→ **Task prompt**: Locate every line in the records below that contains the word "Azure", and copy each one.

--- Material for the task ---

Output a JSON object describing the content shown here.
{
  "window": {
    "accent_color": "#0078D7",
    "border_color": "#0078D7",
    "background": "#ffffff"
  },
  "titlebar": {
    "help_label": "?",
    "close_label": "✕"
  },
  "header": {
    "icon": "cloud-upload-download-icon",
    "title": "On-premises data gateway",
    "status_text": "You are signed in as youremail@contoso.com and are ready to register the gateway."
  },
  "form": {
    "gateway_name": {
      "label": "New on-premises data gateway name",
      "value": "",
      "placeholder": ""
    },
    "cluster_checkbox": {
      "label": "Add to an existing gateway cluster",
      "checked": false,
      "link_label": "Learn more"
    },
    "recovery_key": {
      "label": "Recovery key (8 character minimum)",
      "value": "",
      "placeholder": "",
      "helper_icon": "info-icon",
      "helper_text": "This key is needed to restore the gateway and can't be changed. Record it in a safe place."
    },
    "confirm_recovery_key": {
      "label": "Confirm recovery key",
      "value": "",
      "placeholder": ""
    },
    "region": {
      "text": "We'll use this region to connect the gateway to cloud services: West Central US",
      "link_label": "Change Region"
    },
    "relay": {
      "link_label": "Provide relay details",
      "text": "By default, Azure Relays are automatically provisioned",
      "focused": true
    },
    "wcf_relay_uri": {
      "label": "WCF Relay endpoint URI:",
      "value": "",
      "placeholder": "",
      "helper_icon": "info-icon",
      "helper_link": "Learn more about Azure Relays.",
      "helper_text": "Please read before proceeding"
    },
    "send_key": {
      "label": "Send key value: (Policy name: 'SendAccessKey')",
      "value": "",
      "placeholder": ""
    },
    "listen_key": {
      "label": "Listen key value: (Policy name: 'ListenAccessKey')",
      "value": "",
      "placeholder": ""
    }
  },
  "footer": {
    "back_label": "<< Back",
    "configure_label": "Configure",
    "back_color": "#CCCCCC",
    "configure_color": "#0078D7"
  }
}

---
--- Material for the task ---

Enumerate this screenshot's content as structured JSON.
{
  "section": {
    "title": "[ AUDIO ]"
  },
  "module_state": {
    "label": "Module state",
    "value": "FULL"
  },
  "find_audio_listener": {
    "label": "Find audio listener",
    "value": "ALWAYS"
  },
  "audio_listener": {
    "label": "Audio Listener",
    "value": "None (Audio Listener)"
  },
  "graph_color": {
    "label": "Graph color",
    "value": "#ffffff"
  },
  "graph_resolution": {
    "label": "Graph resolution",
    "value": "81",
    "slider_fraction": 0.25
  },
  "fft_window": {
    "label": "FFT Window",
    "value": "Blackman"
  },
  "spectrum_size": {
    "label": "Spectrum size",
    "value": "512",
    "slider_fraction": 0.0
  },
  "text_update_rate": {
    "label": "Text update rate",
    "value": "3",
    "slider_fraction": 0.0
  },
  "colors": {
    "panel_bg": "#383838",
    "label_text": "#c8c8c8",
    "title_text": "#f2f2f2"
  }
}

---

→ **Finished exercise**:
      "text": "By default, Azure Relays are automatically provisioned",
      "helper_link": "Learn more about Azure Relays.",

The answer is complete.